Mayor Rudy Giuliani scowls. Rep. Rick Lazio smiles.
Giuliani is a notorious loner. Lazio works collegially with Democrats. Giuliani has antagonized minorities and the poor. Lazio has worked to improve public housing and make life safer in the projects.
Lazio, the Republican congressman from New York's 2nd District, on Long Island, presents an entirely new problem for first lady Hillary Rodham Clinton, as she runs for the Senate.
He has none of Giuliani's baggage and very little of his own. A race that once seemed entirely negative _ the anti-Clinton voters versus the anti-Giuliani voters _ now leaves Clinton with most of the negative burden.
Upstate, for example, Clinton's "carpetbagger" status was offset by Giuliani's association with New York City. Lazio has no such handicap. Clinton is now the sole outsider.
In the Senate, the first lady would be a novice legislator who needs to learn both the problems of the state and how to solve them through national legislation. Giuliani was not much better off.
Lazio, however, has nearly eight years of experience in Washington, including chairmanship of the subcommittee on housing and community opportunity.
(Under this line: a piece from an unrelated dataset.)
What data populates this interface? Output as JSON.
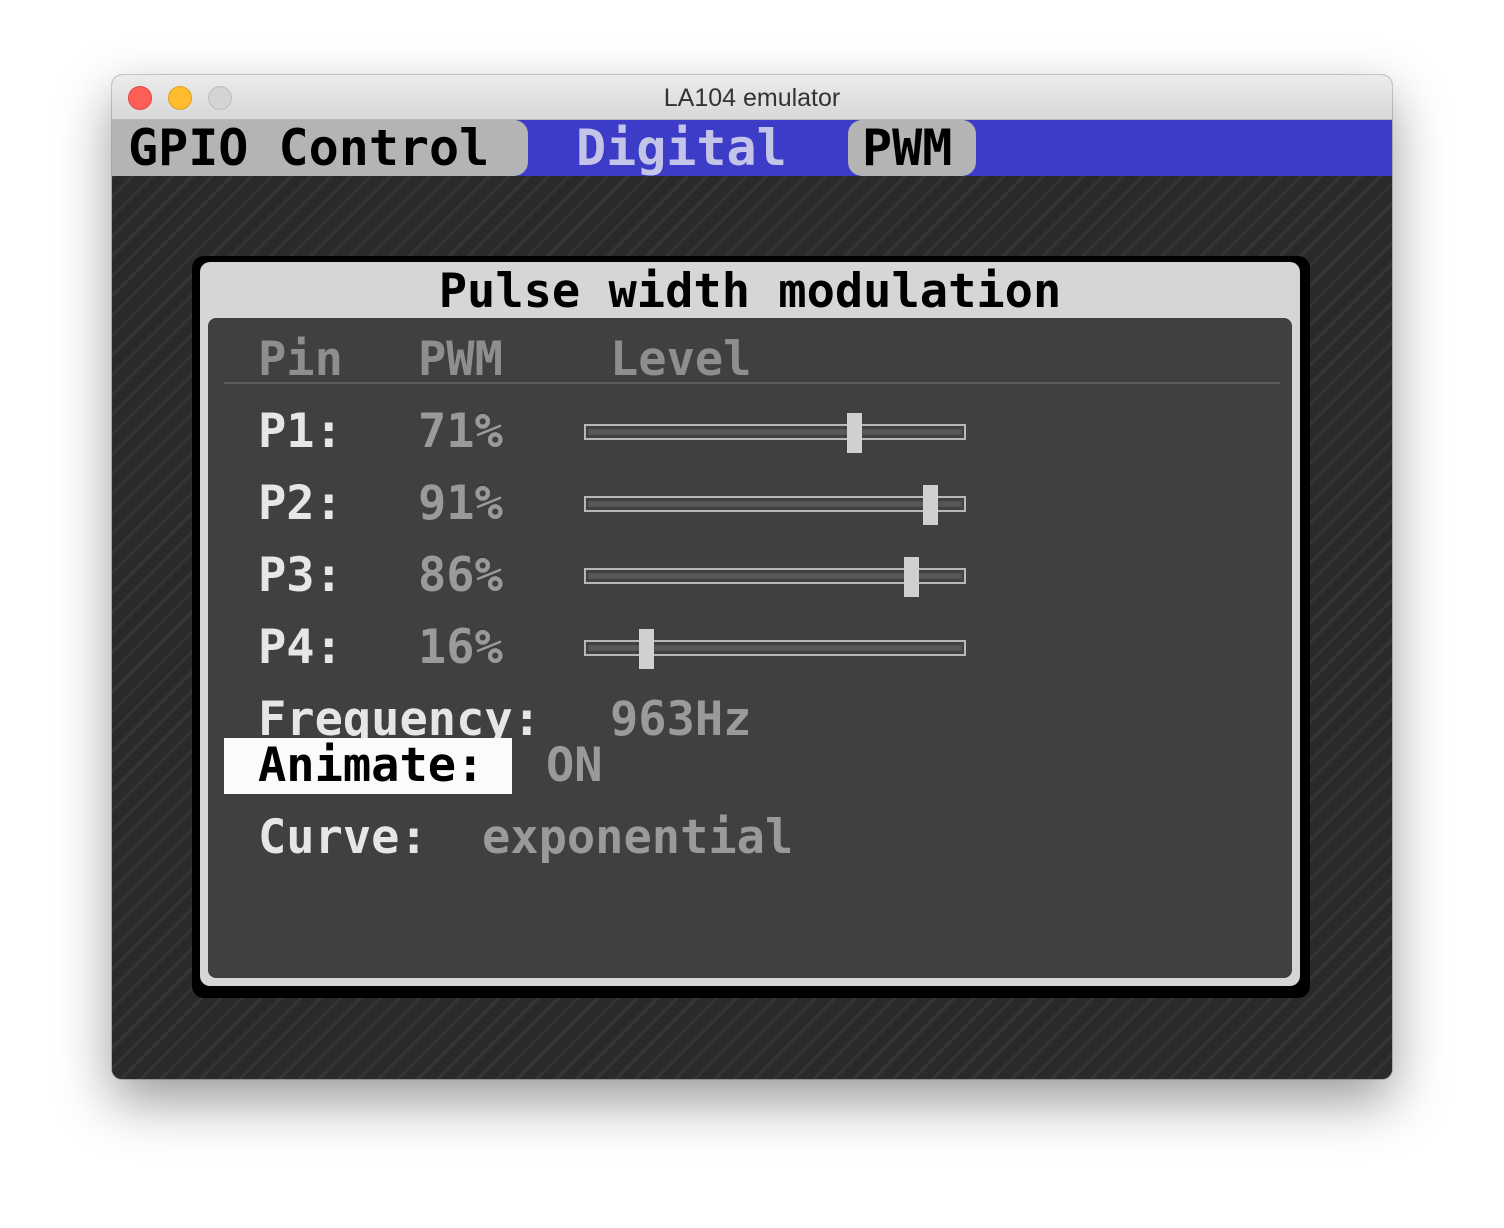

One of his key achievements stemmed from a compromise with Housing Secretary Andrew Cuomo.
As soon as Giuliani withdrew from the race Friday, Democratic operatives were pointing to Lazio's support for former House Speaker Newt Gingrich, R-Ga., and House Majority Leader Dick Armey, R-Texas.
It is true that Lazio has been a reliable Republican team player in the House's internal politics and voted for impeachment of President Clinton. But he also has broken with the leadership over gun control, abortion and conservation. His voting record, as calculated by the magazine National Journal, splits almost exactly down the middle between liberal and conservative positions.
Lazio certainly won't inherit Giuliani's claim to fame as the tough mayor who made New York City safe. Even New York liberals who might normally be considered reliable supporters of Clinton were tempted to vote for Giuliani as a reward for making the streets safer.
But that weakness may be offset by lack of hostility to Lazio among city voters, who have been just waiting to cast a vote against Giuliani. One of Clinton's hopes for victory has been high turnout, motivated by anti-Giuliani fervor in black and Hispanic communities.
"Hillary will keep on doing what she's been doing," one of her closest advisers says. "She gets up in the morning and visits people and talks about schools and health care. None of that will change."
But Clinton has been handicapped by a ceiling in her support. She has never gotten above 50 percent in polls, and her hope has been that Giuliani would have an even lower ceiling.
Lazio is a relative unknown in the state. He may not have much support yet, but he also does not suffer from that ceiling. He will benefit from the national hate-Hillary crusade that poured millions into Giuliani's campaign.
Giuliani's biggest drawback _ and Hillary's biggest asset _ was Giuliani. Whatever other problems Lazio may have, he doesn't have that one.
Lars-Erik Nelson is a columnist for the New York Daily News.
New York Daily News